Beardy Geek – Web Development Blog

A blog about web development – giving tips and tutorials about all aspects of web dev.

Beardy Geek – Web Development Blog

Web 3.0 – How to put Semantic Tags in your Blog

I read the other day how Yahoo was going to start supporting semantic web standards.

The semantic web is something that is often associated with Web 3.0 (if that’s what you want to call it!), and will allow greater data exchange, better and more targeted search, and generally open things up for a super mash-up. Take a look at Wikipedia’s definition of Web 3.0 for more info.

One of the formats that Yahoo will initially support is hAtom, which is a microformat especially for blog entries.

So, I thought I’d take a look at it and try and implement it in the BeardyGeek blog.

First Steps

To add an hAtom feed to your blog, all you need to do is add some class names to what are probably existing divs or spans in your blog template.

For example, if you have a div around your entire content that looks like this:

<div class=”content”>

you just need to add an extra class tag called hfeed:

<div class=”content hfeed”>

To have more than one class, just separate them with a space.

There are 3 more main tags that you need.

  • hentry – the outer tag for each blog post
  • entry-title – the tag for the post title
  • entry-content – the tag for your post content

And that’s it. Easy as pie!

How I changed my WordPress Theme

Ok, here’s what I changed in my theme.

Header page – At or near the bottom is a div tag – <div class=”content”> – I changed that to <div class=”content hfeed”>.

Single Post – I added the hentry tag to <div class=”post”> so it now read <div class=”post hentry”>. I then added entry-title to the <h2 class=”post-title”> so it read <h2 class=”post-title entry-title”>. And I also add entry-content to <div class=”postentry”> so it read <div class=”postentry entry-content”>.

Main index template – pretty much the same as the single post page, as the tags are all the same.


To test the feed, I downloaded Greasemonkey plugin for Firefox.
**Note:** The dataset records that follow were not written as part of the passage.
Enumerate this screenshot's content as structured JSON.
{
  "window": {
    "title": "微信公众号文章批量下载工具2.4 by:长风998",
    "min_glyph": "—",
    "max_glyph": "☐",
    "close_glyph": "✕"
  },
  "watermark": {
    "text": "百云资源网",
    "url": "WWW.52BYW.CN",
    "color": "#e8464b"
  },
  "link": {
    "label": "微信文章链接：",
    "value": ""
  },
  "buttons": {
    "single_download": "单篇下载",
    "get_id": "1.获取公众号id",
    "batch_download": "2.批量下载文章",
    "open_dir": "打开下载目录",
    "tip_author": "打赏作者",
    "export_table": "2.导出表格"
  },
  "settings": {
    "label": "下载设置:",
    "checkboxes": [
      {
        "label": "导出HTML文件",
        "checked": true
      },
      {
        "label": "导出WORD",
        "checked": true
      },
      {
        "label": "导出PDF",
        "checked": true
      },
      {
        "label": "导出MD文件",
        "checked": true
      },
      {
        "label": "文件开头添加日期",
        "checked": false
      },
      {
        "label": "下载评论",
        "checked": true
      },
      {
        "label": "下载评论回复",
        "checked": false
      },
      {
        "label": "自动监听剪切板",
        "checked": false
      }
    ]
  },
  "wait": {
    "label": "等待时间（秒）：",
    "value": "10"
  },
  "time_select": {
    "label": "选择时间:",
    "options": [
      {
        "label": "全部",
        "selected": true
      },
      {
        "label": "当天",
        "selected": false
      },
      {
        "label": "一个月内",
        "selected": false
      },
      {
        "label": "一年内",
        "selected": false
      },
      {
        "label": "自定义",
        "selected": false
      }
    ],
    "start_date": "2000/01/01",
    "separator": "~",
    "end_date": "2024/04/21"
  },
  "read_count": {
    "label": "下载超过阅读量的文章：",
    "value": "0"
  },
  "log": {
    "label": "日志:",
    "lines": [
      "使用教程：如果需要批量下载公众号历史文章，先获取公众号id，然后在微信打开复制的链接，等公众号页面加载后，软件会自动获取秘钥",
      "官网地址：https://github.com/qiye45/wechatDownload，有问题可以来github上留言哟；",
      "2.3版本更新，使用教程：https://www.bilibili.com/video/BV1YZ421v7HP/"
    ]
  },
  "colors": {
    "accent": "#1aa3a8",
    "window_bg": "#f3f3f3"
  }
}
I then downloaded the RSS Panel X script for Greasemonkey, which allows you to view a page’s feeds in a small JavaScript window. This is ideal for testing in this case as it supports hAtom.

Once you have these installed and running (tip: install the plugin first, then the script installs automatically), just load up your blog page. If all went according to plan, you should see your hAtom feed along with your RSS feed.

In fact, you can test it out here, as I have my hAtom feed up and running!

Good luck, let me know how you get on.